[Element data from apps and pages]
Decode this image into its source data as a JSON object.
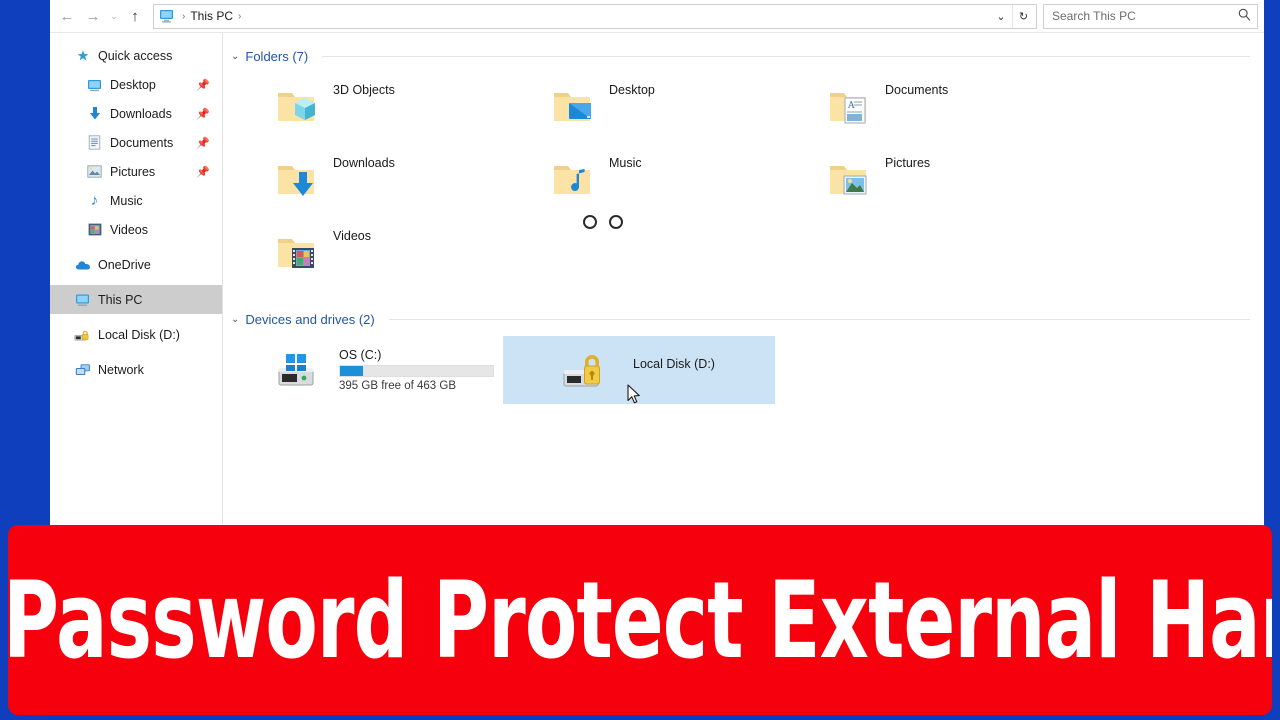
{
  "window": {
    "title": "This PC",
    "frame_color": "#0f3fbd",
    "background": "#ffffff"
  },
  "toolbar": {
    "back_icon": "back-arrow-icon",
    "forward_icon": "forward-arrow-icon",
    "recent_icon": "chevron-down-icon",
    "up_icon": "up-arrow-icon",
    "back_glyph": "←",
    "forward_glyph": "→",
    "recent_glyph": "⌄",
    "up_glyph": "↑",
    "address": {
      "root_icon": "this-pc-icon",
      "crumb": "This PC",
      "separator": "›",
      "dropdown_glyph": "⌄",
      "refresh_glyph": "↻"
    },
    "search": {
      "placeholder": "Search This PC",
      "value": "",
      "icon": "search-icon",
      "glyph": "⌕"
    }
  },
  "sidebar": {
    "items": [
      {
        "label": "Quick access",
        "icon": "star-icon",
        "glyph": "★",
        "color": "#2f9fd8",
        "level": "root",
        "pinned": false,
        "selected": false
      },
      {
        "label": "Desktop",
        "icon": "desktop-icon",
        "glyph": "▣",
        "color": "#3399dd",
        "level": "child",
        "pinned": true,
        "selected": false
      },
      {
        "label": "Downloads",
        "icon": "download-icon",
        "glyph": "⬇",
        "color": "#1f86d8",
        "level": "child",
        "pinned": true,
        "selected": false
      },
      {
        "label": "Documents",
        "icon": "document-icon",
        "glyph": "὜e",
        "color": "#8fa9bf",
        "level": "child",
        "pinned": true,
        "selected": false
      },
      {
        "label": "Pictures",
        "icon": "picture-icon",
        "glyph": "▤",
        "color": "#7a9bb5",
        "level": "child",
        "pinned": true,
        "selected": false
      },
      {
        "label": "Music",
        "icon": "music-note-icon",
        "glyph": "♪",
        "color": "#1f86d8",
        "level": "child",
        "pinned": false,
        "selected": false
      },
      {
        "label": "Videos",
        "icon": "video-icon",
        "glyph": "▦",
        "color": "#6b7fa0",
        "level": "child",
        "pinned": false,
        "selected": false
      },
      {
        "label": "OneDrive",
        "icon": "cloud-icon",
        "glyph": "☁",
        "color": "#1f86d8",
        "level": "root",
        "pinned": false,
        "selected": false
      },
      {
        "label": "This PC",
        "icon": "this-pc-icon",
        "glyph": "▣",
        "color": "#3399dd",
        "level": "root",
        "pinned": false,
        "selected": true
      },
      {
        "label": "Local Disk (D:)",
        "icon": "locked-drive-icon",
        "glyph": "⛁",
        "color": "#d8a52a",
        "level": "root",
        "pinned": false,
        "selected": false
      },
      {
        "label": "Network",
        "icon": "network-icon",
        "glyph": "⬚",
        "color": "#3b7dc4",
        "level": "root",
        "pinned": false,
        "selected": false
      }
    ]
  },
  "main": {
    "groups": [
      {
        "name": "folders-group",
        "title": "Folders (7)",
        "expanded": true,
        "chevron_glyph": "⌄",
        "items": [
          {
            "label": "3D Objects",
            "icon": "folder-3d-objects-icon",
            "badge": "cube"
          },
          {
            "label": "Desktop",
            "icon": "folder-desktop-icon",
            "badge": "monitor"
          },
          {
            "label": "Documents",
            "icon": "folder-documents-icon",
            "badge": "document"
          },
          {
            "label": "Downloads",
            "icon": "folder-downloads-icon",
            "badge": "down-arrow"
          },
          {
            "label": "Music",
            "icon": "folder-music-icon",
            "badge": "note"
          },
          {
            "label": "Pictures",
            "icon": "folder-pictures-icon",
            "badge": "photo"
          },
          {
            "label": "Videos",
            "icon": "folder-videos-icon",
            "badge": "film"
          }
        ]
      },
      {
        "name": "devices-group",
        "title": "Devices and drives (2)",
        "expanded": true,
        "chevron_glyph": "⌄",
        "drives": [
          {
            "label": "OS (C:)",
            "icon": "windows-drive-icon",
            "selected": false,
            "has_bar": true,
            "used_percent": 15,
            "free_text": "395 GB free of 463 GB",
            "bar_color": "#1e90d8"
          },
          {
            "label": "Local Disk (D:)",
            "icon": "locked-drive-icon",
            "selected": true,
            "has_bar": false,
            "used_percent": 0,
            "free_text": "",
            "bar_color": ""
          }
        ]
      }
    ],
    "annotation_circles": 2,
    "cursor": "arrow-pointer"
  },
  "banner": {
    "text": "How to Password Protect External Hard Drive",
    "background": "#f5000c",
    "text_color": "#ffffff"
  }
}
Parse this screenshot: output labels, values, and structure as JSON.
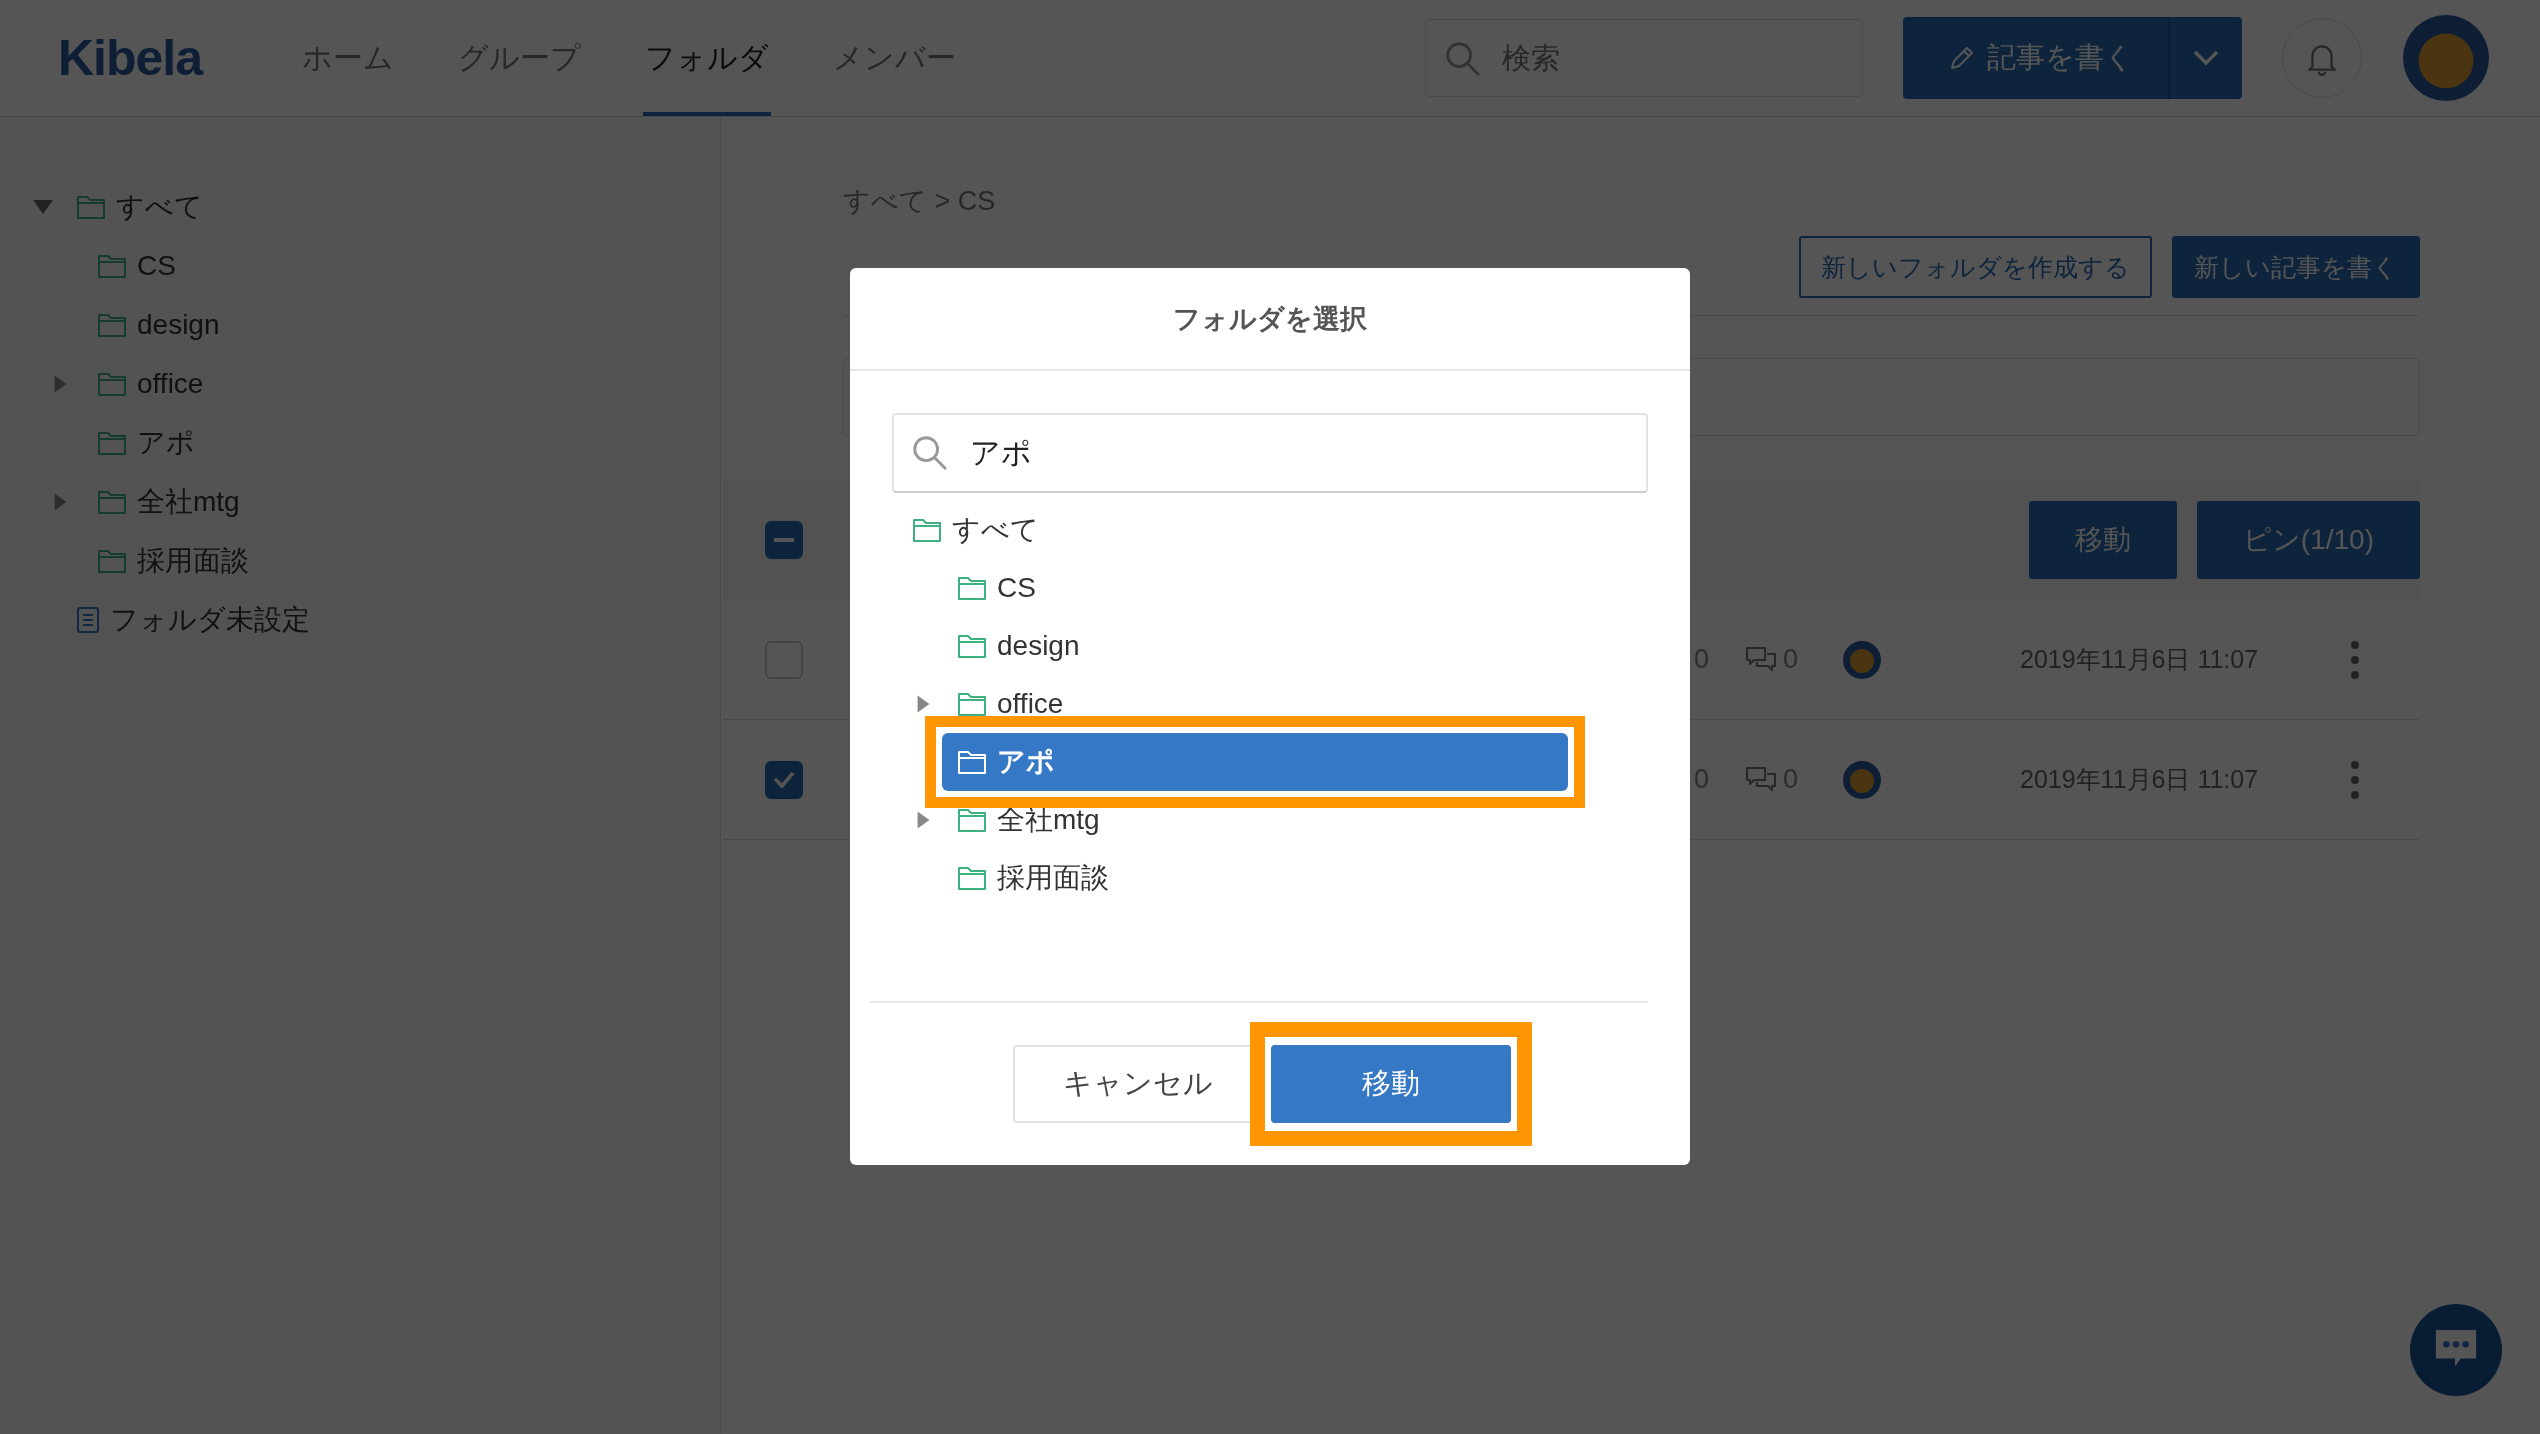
{
  "header": {
    "logo": "Kibela",
    "nav": [
      {
        "label": "ホーム",
        "selected": false
      },
      {
        "label": "グループ",
        "selected": false
      },
      {
        "label": "フォルダ",
        "selected": true
      },
      {
        "label": "メンバー",
        "selected": false
      }
    ],
    "search": {
      "placeholder": "検索"
    },
    "write_button": "記事を書く"
  },
  "sidebar": {
    "tree": [
      {
        "label": "すべて",
        "kind": "folder",
        "has_children": true,
        "expanded": true,
        "children": [
          {
            "label": "CS",
            "kind": "folder",
            "has_children": false
          },
          {
            "label": "design",
            "kind": "folder",
            "has_children": false
          },
          {
            "label": "office",
            "kind": "folder",
            "has_children": true,
            "expanded": false
          },
          {
            "label": "アポ",
            "kind": "folder",
            "has_children": false
          },
          {
            "label": "全社mtg",
            "kind": "folder",
            "has_children": true,
            "expanded": false
          },
          {
            "label": "採用面談",
            "kind": "folder",
            "has_children": false
          }
        ]
      },
      {
        "label": "フォルダ未設定",
        "kind": "unfiled",
        "has_children": false
      }
    ]
  },
  "main": {
    "breadcrumb": "すべて > CS",
    "actions": [
      {
        "label": "新しいフォルダを作成する",
        "kind": "outline"
      },
      {
        "label": "新しい記事を書く",
        "kind": "primary"
      }
    ],
    "toolbar": {
      "select_all": {
        "indeterminate": true
      },
      "buttons": [
        "移動",
        "ピン(1/10)"
      ]
    },
    "rows": [
      {
        "checked": false,
        "likes": "0",
        "comments": "0",
        "date": "2019年11月6日 11:07"
      },
      {
        "checked": true,
        "likes": "0",
        "comments": "0",
        "date": "2019年11月6日 11:07"
      }
    ]
  },
  "dialog": {
    "title": "フォルダを選択",
    "search": {
      "value": "アポ"
    },
    "tree": [
      {
        "label": "すべて",
        "kind": "folder",
        "has_children": false,
        "selected": false,
        "highlighted": false,
        "children": [
          {
            "label": "CS",
            "kind": "folder",
            "has_children": false,
            "selected": false,
            "highlighted": false
          },
          {
            "label": "design",
            "kind": "folder",
            "has_children": false,
            "selected": false,
            "highlighted": false
          },
          {
            "label": "office",
            "kind": "folder",
            "has_children": true,
            "expanded": false,
            "selected": false,
            "highlighted": false
          },
          {
            "label": "アポ",
            "kind": "folder",
            "has_children": false,
            "selected": true,
            "highlighted": true
          },
          {
            "label": "全社mtg",
            "kind": "folder",
            "has_children": true,
            "expanded": false,
            "selected": false,
            "highlighted": false
          },
          {
            "label": "採用面談",
            "kind": "folder",
            "has_children": false,
            "selected": false,
            "highlighted": false
          }
        ]
      }
    ],
    "buttons": [
      {
        "label": "キャンセル",
        "kind": "secondary",
        "highlighted": false
      },
      {
        "label": "移動",
        "kind": "primary",
        "highlighted": true
      }
    ]
  }
}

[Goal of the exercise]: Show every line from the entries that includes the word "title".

[Answer section]:
    "title": "This PC",
        "title": "Folders (7)",
        "title": "Devices and drives (2)",
    "title": "フォルダを選択",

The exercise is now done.